* The problem: The result should be an exact copy of only the lines from the one holding "Output a JSON" through the last line of the data below, please, without pictures.

[Source data]
==========

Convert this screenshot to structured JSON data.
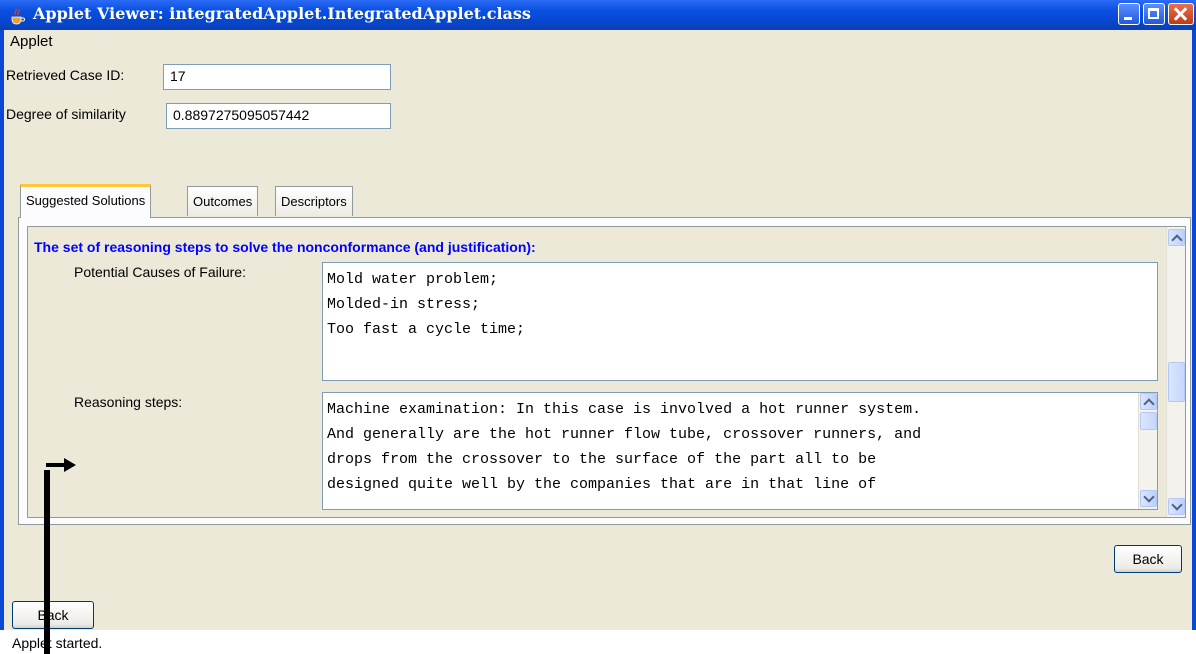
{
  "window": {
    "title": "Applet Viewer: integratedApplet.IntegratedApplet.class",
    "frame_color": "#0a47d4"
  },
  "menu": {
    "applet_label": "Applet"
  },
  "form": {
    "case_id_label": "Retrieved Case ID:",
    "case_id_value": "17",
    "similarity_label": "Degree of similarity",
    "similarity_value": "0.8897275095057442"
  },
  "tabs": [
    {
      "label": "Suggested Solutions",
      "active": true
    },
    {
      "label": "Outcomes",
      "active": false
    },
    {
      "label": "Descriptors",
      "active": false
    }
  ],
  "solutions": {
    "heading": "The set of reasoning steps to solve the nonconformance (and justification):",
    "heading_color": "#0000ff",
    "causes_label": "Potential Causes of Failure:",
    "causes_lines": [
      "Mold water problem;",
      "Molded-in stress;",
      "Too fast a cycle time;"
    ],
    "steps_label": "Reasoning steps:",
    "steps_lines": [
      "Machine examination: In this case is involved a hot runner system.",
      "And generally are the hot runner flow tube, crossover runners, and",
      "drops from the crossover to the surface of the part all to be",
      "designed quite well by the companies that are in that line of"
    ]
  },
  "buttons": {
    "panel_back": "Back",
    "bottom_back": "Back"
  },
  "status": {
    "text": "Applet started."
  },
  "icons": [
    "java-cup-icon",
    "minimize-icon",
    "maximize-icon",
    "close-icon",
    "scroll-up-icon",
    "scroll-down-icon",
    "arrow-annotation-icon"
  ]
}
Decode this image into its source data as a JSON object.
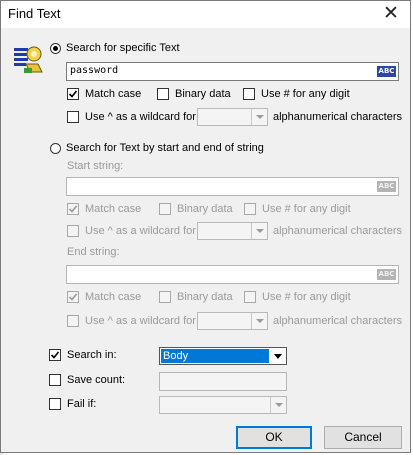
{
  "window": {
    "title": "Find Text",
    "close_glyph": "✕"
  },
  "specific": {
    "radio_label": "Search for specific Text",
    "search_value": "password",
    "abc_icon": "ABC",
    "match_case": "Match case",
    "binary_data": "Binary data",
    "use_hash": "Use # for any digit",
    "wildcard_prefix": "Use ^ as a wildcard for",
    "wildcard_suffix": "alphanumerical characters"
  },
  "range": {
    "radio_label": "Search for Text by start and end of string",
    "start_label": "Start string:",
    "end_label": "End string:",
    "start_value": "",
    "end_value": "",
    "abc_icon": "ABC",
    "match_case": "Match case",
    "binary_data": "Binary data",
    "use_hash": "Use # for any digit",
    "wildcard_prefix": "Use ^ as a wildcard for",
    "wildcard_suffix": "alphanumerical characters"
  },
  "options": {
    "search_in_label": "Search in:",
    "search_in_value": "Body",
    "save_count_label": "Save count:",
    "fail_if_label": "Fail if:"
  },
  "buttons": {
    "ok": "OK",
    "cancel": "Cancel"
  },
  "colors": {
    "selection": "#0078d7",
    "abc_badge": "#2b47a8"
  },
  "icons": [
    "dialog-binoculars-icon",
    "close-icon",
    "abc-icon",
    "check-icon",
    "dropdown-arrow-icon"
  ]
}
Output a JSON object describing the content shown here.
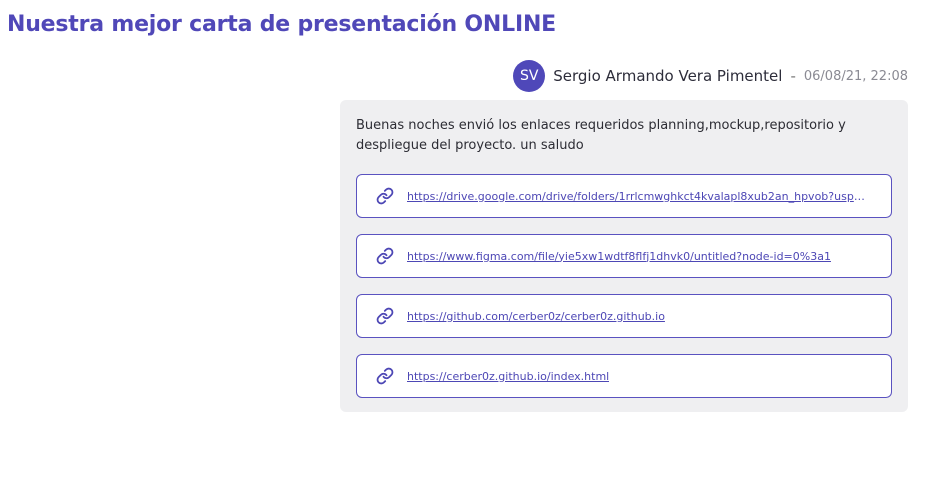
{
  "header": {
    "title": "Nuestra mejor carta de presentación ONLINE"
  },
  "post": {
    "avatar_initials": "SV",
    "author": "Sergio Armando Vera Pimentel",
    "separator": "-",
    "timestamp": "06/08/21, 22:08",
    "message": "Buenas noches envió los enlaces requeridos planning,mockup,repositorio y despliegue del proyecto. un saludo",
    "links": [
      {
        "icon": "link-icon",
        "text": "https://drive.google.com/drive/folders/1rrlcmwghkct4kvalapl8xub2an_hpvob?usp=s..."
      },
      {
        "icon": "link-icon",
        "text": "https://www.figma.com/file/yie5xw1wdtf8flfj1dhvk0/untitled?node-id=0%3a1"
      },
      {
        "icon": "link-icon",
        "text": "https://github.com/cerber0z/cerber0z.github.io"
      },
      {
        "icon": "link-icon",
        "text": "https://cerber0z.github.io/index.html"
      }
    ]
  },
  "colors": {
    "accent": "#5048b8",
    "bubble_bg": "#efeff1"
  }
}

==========

* Worked solution:
Output a JSON object describing the content shown here.
{
  "header": {
    "title": "Nuestra mejor carta de presentación ONLINE"
  },
  "post": {
    "avatar_initials": "SV",
    "author": "Sergio Armando Vera Pimentel",
    "separator": "-",
    "timestamp": "06/08/21, 22:08",
    "message": "Buenas noches envió los enlaces requeridos planning,mockup,repositorio y despliegue del proyecto. un saludo",
    "links": [
      {
        "icon": "link-icon",
        "text": "https://drive.google.com/drive/folders/1rrlcmwghkct4kvalapl8xub2an_hpvob?usp=s..."
      },
      {
        "icon": "link-icon",
        "text": "https://www.figma.com/file/yie5xw1wdtf8flfj1dhvk0/untitled?node-id=0%3a1"
      },
      {
        "icon": "link-icon",
        "text": "https://github.com/cerber0z/cerber0z.github.io"
      },
      {
        "icon": "link-icon",
        "text": "https://cerber0z.github.io/index.html"
      }
    ]
  },
  "colors": {
    "accent": "#5048b8",
    "bubble_bg": "#efeff1"
  }
}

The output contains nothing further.